# Work item
For this exercise, restate the data below with no change at all.

# Given records
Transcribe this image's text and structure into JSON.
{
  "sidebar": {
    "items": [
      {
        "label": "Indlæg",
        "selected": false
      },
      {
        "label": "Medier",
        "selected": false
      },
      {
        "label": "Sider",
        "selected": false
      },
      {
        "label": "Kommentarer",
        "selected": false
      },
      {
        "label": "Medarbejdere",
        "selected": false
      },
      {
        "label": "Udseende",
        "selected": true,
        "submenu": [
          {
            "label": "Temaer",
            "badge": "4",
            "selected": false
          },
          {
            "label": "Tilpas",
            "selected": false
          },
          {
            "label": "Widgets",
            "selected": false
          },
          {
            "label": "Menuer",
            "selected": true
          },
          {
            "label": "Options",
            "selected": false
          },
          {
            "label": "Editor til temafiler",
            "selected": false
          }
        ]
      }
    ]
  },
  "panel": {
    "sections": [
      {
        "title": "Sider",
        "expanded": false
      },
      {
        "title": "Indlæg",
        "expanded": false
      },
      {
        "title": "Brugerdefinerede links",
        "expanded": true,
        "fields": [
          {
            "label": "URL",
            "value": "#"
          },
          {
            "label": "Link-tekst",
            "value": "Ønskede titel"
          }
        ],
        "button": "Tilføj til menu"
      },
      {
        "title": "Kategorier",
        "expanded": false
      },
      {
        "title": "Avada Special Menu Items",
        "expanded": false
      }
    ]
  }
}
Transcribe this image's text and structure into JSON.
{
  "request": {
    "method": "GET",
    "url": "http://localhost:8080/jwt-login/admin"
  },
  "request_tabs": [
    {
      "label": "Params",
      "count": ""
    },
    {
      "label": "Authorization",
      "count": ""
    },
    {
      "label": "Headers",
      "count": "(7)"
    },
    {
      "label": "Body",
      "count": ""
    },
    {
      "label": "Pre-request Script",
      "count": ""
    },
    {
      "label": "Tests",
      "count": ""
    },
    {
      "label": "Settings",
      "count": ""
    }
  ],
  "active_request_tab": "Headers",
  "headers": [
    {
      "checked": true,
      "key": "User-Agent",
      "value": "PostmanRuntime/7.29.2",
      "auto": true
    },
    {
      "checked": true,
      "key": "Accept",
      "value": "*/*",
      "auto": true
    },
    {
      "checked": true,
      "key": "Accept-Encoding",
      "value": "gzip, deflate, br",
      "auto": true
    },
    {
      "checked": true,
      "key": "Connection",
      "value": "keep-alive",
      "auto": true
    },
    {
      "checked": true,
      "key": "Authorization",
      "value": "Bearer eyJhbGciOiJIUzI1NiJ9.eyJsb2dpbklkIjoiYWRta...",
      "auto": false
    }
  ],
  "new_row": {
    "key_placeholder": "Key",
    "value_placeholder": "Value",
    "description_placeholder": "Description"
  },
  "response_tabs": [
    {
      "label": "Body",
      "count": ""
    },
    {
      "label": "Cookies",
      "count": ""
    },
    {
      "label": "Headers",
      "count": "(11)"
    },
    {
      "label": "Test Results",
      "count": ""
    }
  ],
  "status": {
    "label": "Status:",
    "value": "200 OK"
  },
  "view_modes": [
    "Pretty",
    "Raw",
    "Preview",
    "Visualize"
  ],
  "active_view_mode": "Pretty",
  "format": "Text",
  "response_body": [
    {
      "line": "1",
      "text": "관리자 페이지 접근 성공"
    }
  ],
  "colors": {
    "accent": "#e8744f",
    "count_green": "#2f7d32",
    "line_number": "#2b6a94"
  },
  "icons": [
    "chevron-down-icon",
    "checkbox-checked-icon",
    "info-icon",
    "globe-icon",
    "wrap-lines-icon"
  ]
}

# Result
Transcribe this image's text and structure into JSON.
{
  "sidebar": {
    "items": [
      {
        "label": "Indlæg",
        "selected": false
      },
      {
        "label": "Medier",
        "selected": false
      },
      {
        "label": "Sider",
        "selected": false
      },
      {
        "label": "Kommentarer",
        "selected": false
      },
      {
        "label": "Medarbejdere",
        "selected": false
      },
      {
        "label": "Udseende",
        "selected": true,
        "submenu": [
          {
            "label": "Temaer",
            "badge": "4",
            "selected": false
          },
          {
            "label": "Tilpas",
            "selected": false
          },
          {
            "label": "Widgets",
            "selected": false
          },
          {
            "label": "Menuer",
            "selected": true
          },
          {
            "label": "Options",
            "selected": false
          },
          {
            "label": "Editor til temafiler",
            "selected": false
          }
        ]
      }
    ]
  },
  "panel": {
    "sections": [
      {
        "title": "Sider",
        "expanded": false
      },
      {
        "title": "Indlæg",
        "expanded": false
      },
      {
        "title": "Brugerdefinerede links",
        "expanded": true,
        "fields": [
          {
            "label": "URL",
            "value": "#"
          },
          {
            "label": "Link-tekst",
            "value": "Ønskede titel"
          }
        ],
        "button": "Tilføj til menu"
      },
      {
        "title": "Kategorier",
        "expanded": false
      },
      {
        "title": "Avada Special Menu Items",
        "expanded": false
      }
    ]
  }
}
Transcribe this image's text and structure into JSON.
{
  "request": {
    "method": "GET",
    "url": "http://localhost:8080/jwt-login/admin"
  },
  "request_tabs": [
    {
      "label": "Params",
      "count": ""
    },
    {
      "label": "Authorization",
      "count": ""
    },
    {
      "label": "Headers",
      "count": "(7)"
    },
    {
      "label": "Body",
      "count": ""
    },
    {
      "label": "Pre-request Script",
      "count": ""
    },
    {
      "label": "Tests",
      "count": ""
    },
    {
      "label": "Settings",
      "count": ""
    }
  ],
  "active_request_tab": "Headers",
  "headers": [
    {
      "checked": true,
      "key": "User-Agent",
      "value": "PostmanRuntime/7.29.2",
      "auto": true
    },
    {
      "checked": true,
      "key": "Accept",
      "value": "*/*",
      "auto": true
    },
    {
      "checked": true,
      "key": "Accept-Encoding",
      "value": "gzip, deflate, br",
      "auto": true
    },
    {
      "checked": true,
      "key": "Connection",
      "value": "keep-alive",
      "auto": true
    },
    {
      "checked": true,
      "key": "Authorization",
      "value": "Bearer eyJhbGciOiJIUzI1NiJ9.eyJsb2dpbklkIjoiYWRta...",
      "auto": false
    }
  ],
  "new_row": {
    "key_placeholder": "Key",
    "value_placeholder": "Value",
    "description_placeholder": "Description"
  },
  "response_tabs": [
    {
      "label": "Body",
      "count": ""
    },
    {
      "label": "Cookies",
      "count": ""
    },
    {
      "label": "Headers",
      "count": "(11)"
    },
    {
      "label": "Test Results",
      "count": ""
    }
  ],
  "status": {
    "label": "Status:",
    "value": "200 OK"
  },
  "view_modes": [
    "Pretty",
    "Raw",
    "Preview",
    "Visualize"
  ],
  "active_view_mode": "Pretty",
  "format": "Text",
  "response_body": [
    {
      "line": "1",
      "text": "관리자 페이지 접근 성공"
    }
  ],
  "colors": {
    "accent": "#e8744f",
    "count_green": "#2f7d32",
    "line_number": "#2b6a94"
  },
  "icons": [
    "chevron-down-icon",
    "checkbox-checked-icon",
    "info-icon",
    "globe-icon",
    "wrap-lines-icon"
  ]
}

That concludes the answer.